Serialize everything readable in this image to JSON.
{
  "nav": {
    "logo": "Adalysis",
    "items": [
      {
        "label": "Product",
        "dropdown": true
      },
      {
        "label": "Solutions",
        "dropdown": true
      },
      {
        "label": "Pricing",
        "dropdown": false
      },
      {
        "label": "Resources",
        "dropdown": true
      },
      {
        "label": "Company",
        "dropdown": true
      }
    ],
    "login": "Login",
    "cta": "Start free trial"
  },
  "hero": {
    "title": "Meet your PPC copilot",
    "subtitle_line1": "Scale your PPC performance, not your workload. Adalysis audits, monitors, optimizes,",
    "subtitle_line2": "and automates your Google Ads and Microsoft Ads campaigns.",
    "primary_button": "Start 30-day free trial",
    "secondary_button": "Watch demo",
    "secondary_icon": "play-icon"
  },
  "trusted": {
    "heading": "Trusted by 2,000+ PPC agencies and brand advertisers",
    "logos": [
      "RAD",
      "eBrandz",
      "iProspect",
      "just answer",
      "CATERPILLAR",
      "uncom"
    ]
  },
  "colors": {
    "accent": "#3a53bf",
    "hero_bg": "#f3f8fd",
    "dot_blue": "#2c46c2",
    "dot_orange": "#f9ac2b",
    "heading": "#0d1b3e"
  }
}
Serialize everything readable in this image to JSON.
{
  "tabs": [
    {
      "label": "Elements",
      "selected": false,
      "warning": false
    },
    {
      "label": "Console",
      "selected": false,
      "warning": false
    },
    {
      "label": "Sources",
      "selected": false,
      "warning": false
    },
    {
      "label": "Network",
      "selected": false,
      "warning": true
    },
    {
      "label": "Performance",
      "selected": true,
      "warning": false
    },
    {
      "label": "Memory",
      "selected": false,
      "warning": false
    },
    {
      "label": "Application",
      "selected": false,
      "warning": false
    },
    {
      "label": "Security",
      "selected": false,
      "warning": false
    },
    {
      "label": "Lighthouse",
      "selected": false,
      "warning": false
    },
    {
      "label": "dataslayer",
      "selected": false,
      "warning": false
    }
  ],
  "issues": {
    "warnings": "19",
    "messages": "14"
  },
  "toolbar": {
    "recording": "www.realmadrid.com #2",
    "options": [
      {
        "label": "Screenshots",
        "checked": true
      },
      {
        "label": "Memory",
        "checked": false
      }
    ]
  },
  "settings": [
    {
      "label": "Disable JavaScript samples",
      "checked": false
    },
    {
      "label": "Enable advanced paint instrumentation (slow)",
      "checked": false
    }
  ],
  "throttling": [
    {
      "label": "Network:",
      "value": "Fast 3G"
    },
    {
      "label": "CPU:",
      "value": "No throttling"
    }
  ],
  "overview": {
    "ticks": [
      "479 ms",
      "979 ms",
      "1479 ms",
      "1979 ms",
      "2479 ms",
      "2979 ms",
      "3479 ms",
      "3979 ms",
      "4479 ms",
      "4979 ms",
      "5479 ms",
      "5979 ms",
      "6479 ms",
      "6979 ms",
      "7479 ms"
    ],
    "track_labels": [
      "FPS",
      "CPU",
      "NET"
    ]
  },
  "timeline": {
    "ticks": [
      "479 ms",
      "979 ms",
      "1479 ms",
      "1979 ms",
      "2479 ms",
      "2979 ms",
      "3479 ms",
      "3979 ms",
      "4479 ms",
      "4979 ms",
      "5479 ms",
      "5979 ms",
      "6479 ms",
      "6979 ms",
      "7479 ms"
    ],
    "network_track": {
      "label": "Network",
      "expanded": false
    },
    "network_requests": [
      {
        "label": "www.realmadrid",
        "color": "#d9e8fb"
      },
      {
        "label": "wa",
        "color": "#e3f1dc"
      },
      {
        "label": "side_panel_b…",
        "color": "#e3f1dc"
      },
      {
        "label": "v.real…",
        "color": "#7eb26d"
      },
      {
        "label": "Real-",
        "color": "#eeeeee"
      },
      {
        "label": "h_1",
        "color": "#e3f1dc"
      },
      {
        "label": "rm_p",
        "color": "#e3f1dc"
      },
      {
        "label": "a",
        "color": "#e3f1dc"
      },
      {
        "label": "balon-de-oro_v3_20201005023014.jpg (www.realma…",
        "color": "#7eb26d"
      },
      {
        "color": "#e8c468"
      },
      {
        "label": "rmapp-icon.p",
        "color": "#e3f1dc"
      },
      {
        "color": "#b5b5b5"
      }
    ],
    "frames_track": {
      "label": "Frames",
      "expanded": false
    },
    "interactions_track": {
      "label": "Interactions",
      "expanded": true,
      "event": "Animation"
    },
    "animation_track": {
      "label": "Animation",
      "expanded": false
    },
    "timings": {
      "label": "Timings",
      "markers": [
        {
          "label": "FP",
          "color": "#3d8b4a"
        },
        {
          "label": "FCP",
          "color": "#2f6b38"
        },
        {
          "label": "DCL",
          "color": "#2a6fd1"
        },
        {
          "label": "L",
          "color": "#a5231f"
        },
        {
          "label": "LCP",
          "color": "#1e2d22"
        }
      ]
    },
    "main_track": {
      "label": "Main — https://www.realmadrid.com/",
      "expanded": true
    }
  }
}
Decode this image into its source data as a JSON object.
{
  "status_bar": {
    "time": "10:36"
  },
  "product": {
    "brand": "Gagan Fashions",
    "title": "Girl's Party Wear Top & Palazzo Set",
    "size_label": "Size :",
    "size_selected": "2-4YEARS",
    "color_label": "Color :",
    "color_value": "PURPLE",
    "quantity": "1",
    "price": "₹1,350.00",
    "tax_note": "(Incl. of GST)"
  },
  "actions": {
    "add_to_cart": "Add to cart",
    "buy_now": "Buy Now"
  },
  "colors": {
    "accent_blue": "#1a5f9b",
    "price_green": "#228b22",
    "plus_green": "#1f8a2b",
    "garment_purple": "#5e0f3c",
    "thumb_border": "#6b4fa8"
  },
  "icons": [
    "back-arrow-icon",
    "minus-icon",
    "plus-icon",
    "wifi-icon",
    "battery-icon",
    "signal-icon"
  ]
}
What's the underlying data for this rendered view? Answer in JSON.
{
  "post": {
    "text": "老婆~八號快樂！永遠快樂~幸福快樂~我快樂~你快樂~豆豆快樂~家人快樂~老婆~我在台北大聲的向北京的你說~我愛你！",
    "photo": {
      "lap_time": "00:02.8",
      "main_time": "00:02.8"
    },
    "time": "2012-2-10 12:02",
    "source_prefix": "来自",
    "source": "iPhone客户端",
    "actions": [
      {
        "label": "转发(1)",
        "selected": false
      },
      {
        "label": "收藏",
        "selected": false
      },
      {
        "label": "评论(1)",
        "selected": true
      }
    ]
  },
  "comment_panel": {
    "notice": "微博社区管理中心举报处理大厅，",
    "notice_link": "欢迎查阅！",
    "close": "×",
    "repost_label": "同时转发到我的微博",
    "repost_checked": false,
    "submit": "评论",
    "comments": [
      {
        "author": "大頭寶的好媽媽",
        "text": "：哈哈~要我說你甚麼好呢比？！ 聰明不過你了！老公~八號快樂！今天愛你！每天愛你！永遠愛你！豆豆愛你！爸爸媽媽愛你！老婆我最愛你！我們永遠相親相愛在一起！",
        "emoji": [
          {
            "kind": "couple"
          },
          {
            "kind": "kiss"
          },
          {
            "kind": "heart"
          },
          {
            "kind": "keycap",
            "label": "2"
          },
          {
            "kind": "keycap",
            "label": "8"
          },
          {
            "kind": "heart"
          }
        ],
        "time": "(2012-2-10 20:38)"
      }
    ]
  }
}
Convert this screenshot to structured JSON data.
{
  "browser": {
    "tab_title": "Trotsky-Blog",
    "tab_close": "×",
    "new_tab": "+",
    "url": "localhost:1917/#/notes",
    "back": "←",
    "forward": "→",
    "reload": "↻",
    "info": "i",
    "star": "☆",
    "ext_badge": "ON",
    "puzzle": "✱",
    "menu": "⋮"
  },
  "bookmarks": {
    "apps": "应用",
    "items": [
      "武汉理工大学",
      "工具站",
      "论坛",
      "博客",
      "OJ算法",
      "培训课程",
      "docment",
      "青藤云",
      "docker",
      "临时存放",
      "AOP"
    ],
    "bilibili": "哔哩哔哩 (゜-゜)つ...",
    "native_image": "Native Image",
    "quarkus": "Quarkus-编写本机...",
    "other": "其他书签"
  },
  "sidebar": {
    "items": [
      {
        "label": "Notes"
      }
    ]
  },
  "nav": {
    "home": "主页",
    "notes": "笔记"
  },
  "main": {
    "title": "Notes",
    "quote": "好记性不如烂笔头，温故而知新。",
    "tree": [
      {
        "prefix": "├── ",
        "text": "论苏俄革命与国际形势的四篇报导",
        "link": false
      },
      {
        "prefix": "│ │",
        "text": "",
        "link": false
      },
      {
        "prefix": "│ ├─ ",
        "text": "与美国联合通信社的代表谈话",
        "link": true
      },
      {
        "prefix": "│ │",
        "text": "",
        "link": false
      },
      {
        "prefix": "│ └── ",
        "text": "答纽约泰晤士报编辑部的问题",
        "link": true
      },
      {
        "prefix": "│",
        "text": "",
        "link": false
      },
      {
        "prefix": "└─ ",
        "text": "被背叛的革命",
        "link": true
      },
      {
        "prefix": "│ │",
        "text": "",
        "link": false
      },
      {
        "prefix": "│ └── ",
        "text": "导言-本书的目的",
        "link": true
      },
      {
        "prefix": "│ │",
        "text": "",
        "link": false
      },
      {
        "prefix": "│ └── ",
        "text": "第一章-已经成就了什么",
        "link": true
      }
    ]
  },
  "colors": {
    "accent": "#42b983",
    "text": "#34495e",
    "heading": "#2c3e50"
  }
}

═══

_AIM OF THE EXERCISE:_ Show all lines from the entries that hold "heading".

_YOUR SOLUTION:_
    "heading": "Trusted by 2,000+ PPC agencies and brand advertisers",
    "heading": "#0d1b3e"
    "heading": "#2c3e50"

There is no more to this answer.